## Task item
An exact copy of all the data is needed, with every picture left out.

[Dataset excerpts]

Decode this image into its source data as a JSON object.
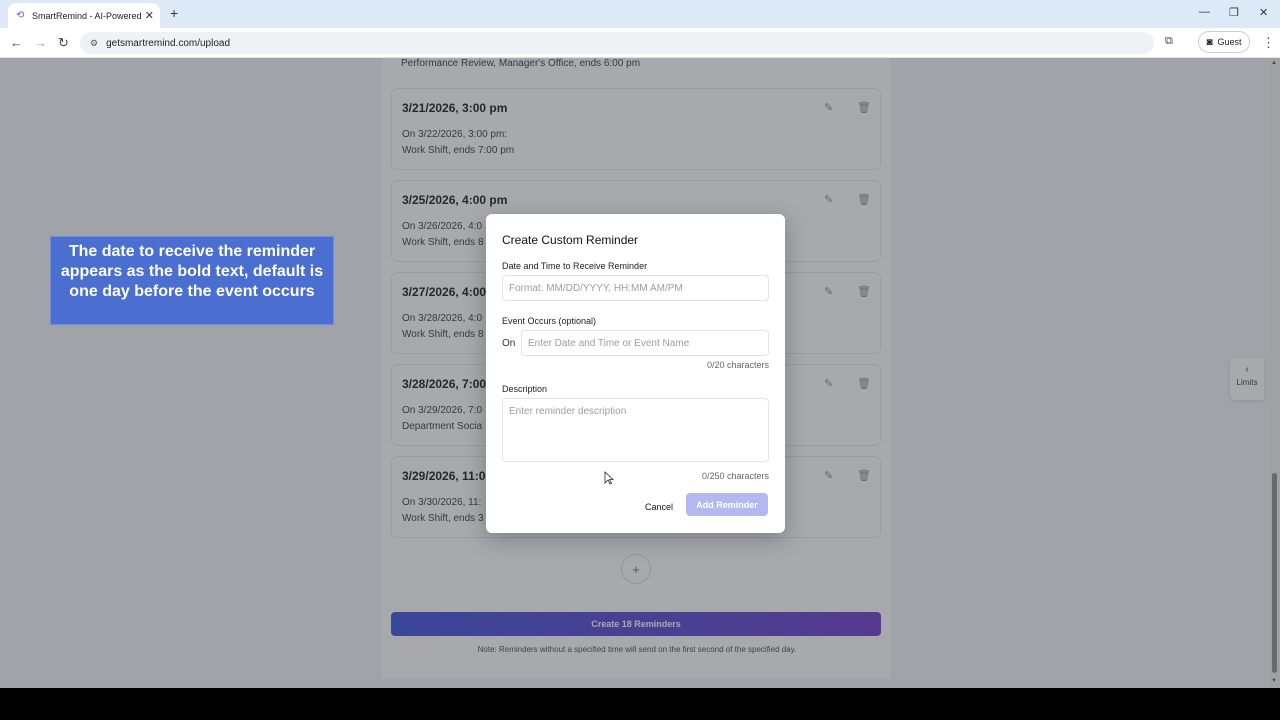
{
  "browser": {
    "tab_title": "SmartRemind - AI-Powered Do",
    "url": "getsmartremind.com/upload",
    "profile": "Guest"
  },
  "page": {
    "top_fragment": "Performance Review, Manager's Office, ends 6:00 pm",
    "cards": [
      {
        "date": "3/21/2026, 3:00 pm",
        "line1": "On 3/22/2026, 3:00 pm:",
        "line2": "Work Shift, ends 7:00 pm"
      },
      {
        "date": "3/25/2026, 4:00 pm",
        "line1": "On 3/26/2026, 4:0",
        "line2": "Work Shift, ends 8"
      },
      {
        "date": "3/27/2026, 4:00",
        "line1": "On 3/28/2026, 4:0",
        "line2": "Work Shift, ends 8"
      },
      {
        "date": "3/28/2026, 7:00",
        "line1": "On 3/29/2026, 7:0",
        "line2": "Department Socia"
      },
      {
        "date": "3/29/2026, 11:00",
        "line1": "On 3/30/2026, 11:",
        "line2": "Work Shift, ends 3"
      }
    ],
    "add_symbol": "+",
    "create_button": "Create 18 Reminders",
    "note": "Note: Reminders without a specified time will send on the first second of the specified day.",
    "limits_label": "Limits"
  },
  "callout": {
    "text": "The date to receive the reminder appears as the bold text, default is one day before the event occurs"
  },
  "modal": {
    "title": "Create Custom Reminder",
    "date_label": "Date and Time to Receive Reminder",
    "date_placeholder": "Format: MM/DD/YYYY, HH:MM AM/PM",
    "event_label": "Event Occurs (optional)",
    "on_label": "On",
    "event_placeholder": "Enter Date and Time or Event Name",
    "event_count": "0/20 characters",
    "desc_label": "Description",
    "desc_placeholder": "Enter reminder description",
    "desc_count": "0/250 characters",
    "cancel": "Cancel",
    "add": "Add Reminder"
  },
  "icons": {
    "edit": "pencil-icon",
    "delete": "trash-icon",
    "back": "arrow-left-icon",
    "forward": "arrow-right-icon",
    "reload": "reload-icon"
  }
}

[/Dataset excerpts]

## Exercise output
Decode this image into its source data as a JSON object.
{
  "browser": {
    "tab_title": "SmartRemind - AI-Powered Do",
    "url": "getsmartremind.com/upload",
    "profile": "Guest"
  },
  "page": {
    "top_fragment": "Performance Review, Manager's Office, ends 6:00 pm",
    "cards": [
      {
        "date": "3/21/2026, 3:00 pm",
        "line1": "On 3/22/2026, 3:00 pm:",
        "line2": "Work Shift, ends 7:00 pm"
      },
      {
        "date": "3/25/2026, 4:00 pm",
        "line1": "On 3/26/2026, 4:0",
        "line2": "Work Shift, ends 8"
      },
      {
        "date": "3/27/2026, 4:00",
        "line1": "On 3/28/2026, 4:0",
        "line2": "Work Shift, ends 8"
      },
      {
        "date": "3/28/2026, 7:00",
        "line1": "On 3/29/2026, 7:0",
        "line2": "Department Socia"
      },
      {
        "date": "3/29/2026, 11:00",
        "line1": "On 3/30/2026, 11:",
        "line2": "Work Shift, ends 3"
      }
    ],
    "add_symbol": "+",
    "create_button": "Create 18 Reminders",
    "note": "Note: Reminders without a specified time will send on the first second of the specified day.",
    "limits_label": "Limits"
  },
  "callout": {
    "text": "The date to receive the reminder appears as the bold text, default is one day before the event occurs"
  },
  "modal": {
    "title": "Create Custom Reminder",
    "date_label": "Date and Time to Receive Reminder",
    "date_placeholder": "Format: MM/DD/YYYY, HH:MM AM/PM",
    "event_label": "Event Occurs (optional)",
    "on_label": "On",
    "event_placeholder": "Enter Date and Time or Event Name",
    "event_count": "0/20 characters",
    "desc_label": "Description",
    "desc_placeholder": "Enter reminder description",
    "desc_count": "0/250 characters",
    "cancel": "Cancel",
    "add": "Add Reminder"
  },
  "icons": {
    "edit": "pencil-icon",
    "delete": "trash-icon",
    "back": "arrow-left-icon",
    "forward": "arrow-right-icon",
    "reload": "reload-icon"
  }
}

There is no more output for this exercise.